About the People’s Summit, De La Cruz said “we’re excited to be part of 150-plus organizations coming together from across the US and 200-plus from across the continent –working class communities of unionists, students and families in struggle who have organized against the Summit of the Americas and represent what it means to build popular democracy and people’s power outside the neoliberal projects and the capitalist agenda that has been imposed in the region and in the US.”
The People’s Summit will bring together organizations, artist collectives, cultural workers, educators, and activists into LA June 8-10. There will be panels, workshops, and plenaries on popular democracy and sovereignty; conversations about the Latin American region and what’s happening in USA ‒ the state of struggle over homelessness and housing, health care, against police brutality, and the militarization of our streets. De La Cruz said “I think it’s particularly important for us to be able to come together after three years organizing in a very limited way in our communities. We did see the rebellions that took place in 2020… So coming together and conversing with each other – engaging in debate, thinking about community strategies we could advance. What happens after the summit is the most important piece. What happens there is going be joyful, to hold each other, to be in conversation each other, hear our stories. We’re very excited about the march happening on June 10, labor organizers leading folks in different community organizations… We hope folks connect and exchange, share, debate, plan for the future.”

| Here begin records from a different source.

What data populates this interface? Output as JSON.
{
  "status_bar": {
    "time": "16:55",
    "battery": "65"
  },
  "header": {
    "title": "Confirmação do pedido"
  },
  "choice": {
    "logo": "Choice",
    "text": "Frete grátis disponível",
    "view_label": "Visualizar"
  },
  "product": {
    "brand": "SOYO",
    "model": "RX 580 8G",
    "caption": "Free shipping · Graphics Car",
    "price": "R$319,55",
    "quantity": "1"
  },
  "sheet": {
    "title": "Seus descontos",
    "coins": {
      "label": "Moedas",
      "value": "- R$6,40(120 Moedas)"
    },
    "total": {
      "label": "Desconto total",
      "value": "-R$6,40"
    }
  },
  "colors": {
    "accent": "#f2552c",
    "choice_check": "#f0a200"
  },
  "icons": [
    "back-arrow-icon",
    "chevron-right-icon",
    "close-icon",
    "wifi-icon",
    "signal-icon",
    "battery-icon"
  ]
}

De La Cruz said there will be a broad spectrum of people from Latin America. “Folks are interested to learn about the USA; they hear about ‘how much democracy there is,’ but they don’t hear about the struggle, how people are hurting and fighting back; everything that happens in the US impacts the rest of the world; what the people, their majority, are doing, to be able to counteract what the capitalist government of the US is doing internally and externally and for them to be in conversation with organizers, educators, with people engaged in struggle. It will be a huge contribution to movements in the rest of the region.”
Representatives of countries excluded from the official Summit of the Americas – from Cuba, Venezuela and Nicaragua – will be present at the People’s Summit either in person or online. “The US doesn’t want us to hear from them,” De La Cruz said, “including a sister who was one of the developers of a vaccine – a huge feat not only for Cuba to have developed it when it did; but to share it… The US doesn’t want us to hear that. The more we learn the more we’re able to defend the things we learn about, and the more we’re able to fall in love with the things we learn about. The US doesn’t want us to fall in love with the Cuban Revolution, with Nicaragua, with Venezuela, and when we’re in love we are able to recognize there are things that aren’t perfect, but we’re willing to struggle to be in collaboration to make things happen.”